Right now we have only one public institution that has providing children with equal opportunities as its primary goal, and that is our schools. That is a heavy burden indeed, given that policy choices about housing, health and school financing -- among others -- have undermined the ability of schools to live up to the job we ask of them. That is why so many educators have called on other institutions to step up to the plate. One exciting trend is more community schools, where what are called wrap-around services are provided to children and their families -- dental services, medical check-ups, counseling and help with housing.

But even if all the other systems worked better, schools themselves still have a ways to go before they operate on all cylinders to help the children attending them. A key reason is the way they have traditionally been organized; with individual teachers working in isolation behind closed doors. With the exception of the rare superteacher, it is virtually impossible for anyone on her own to know everything necessary to help all her students learn everything they need to learn, but historically schools have expected teachers to do just that without the help and expertise of colleagues. Imagine if we still had individual country doctors who were expected to do everything from ophthalmologic surgery to chemotherapy. The best doctor in the world would still have a significant failure rate.

The unexpected schools I have written about have all developed systems that both permit and require educators to collaborate to ensure that all children meet standards. Those systems of collaboration and shared leadership have allowed even high-poverty schools to attain extraordinary results that far exceed those of other schools.

But some of those unexpected schools have themselves been undermined by the traditional way school districts are organized. In some ways mirroring the way schools are organized, districts often require compliance but fail to provide systems that support collaboration and the sharing of expertise toward the goal of helping all students succeed.

I have found myself wondering what kinds of system high-functioning districts might put in place to help all their schools be successful.

If you've been wondering that too, I invite you to explore the question with me when I travel to Mississippi -- the state of abysmal life chances for African-American children -- to talk with the leaders of a district that graduates 85 percent of its African-American and low-income students (far above the state average) and sends most of them off to some kind of postsecondary experience -- two-year colleges, four-year colleges, technical schools or the military.

The students in Pass Christian -- white, black, Asian and Hispanic -- seem to enjoy a better chance to determine their future by virtue of going to school there rather than elsewhere in Mississippi.
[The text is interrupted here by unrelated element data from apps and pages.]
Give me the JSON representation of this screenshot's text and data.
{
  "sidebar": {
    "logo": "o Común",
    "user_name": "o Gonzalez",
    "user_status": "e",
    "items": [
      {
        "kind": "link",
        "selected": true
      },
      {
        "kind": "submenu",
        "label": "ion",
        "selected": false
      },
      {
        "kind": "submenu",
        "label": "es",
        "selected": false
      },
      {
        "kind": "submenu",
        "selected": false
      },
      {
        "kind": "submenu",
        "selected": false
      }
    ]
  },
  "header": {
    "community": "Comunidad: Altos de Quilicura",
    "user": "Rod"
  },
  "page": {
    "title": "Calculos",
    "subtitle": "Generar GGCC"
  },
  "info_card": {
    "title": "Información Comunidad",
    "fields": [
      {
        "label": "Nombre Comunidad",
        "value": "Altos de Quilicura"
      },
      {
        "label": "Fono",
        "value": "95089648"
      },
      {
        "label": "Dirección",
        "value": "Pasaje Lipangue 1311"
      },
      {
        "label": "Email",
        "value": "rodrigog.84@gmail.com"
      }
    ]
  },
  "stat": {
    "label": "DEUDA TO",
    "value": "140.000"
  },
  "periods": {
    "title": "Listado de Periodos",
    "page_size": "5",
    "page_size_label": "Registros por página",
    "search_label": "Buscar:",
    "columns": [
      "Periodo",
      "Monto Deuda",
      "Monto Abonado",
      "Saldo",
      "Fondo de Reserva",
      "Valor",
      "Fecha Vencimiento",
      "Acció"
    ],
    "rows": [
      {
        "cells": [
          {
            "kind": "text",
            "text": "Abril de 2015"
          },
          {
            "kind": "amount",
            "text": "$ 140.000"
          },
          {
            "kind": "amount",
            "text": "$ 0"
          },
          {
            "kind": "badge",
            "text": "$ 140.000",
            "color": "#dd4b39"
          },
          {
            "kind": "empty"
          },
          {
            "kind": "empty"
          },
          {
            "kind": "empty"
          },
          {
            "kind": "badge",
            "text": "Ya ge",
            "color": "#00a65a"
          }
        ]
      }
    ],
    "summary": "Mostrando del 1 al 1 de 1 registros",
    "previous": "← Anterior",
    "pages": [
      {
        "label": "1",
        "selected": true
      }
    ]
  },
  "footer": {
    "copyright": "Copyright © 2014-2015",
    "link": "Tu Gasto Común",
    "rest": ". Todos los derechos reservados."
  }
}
The question is, is there something the school district is doing to make that so? And if so, do they have something to teach the rest of us?

Stay tuned.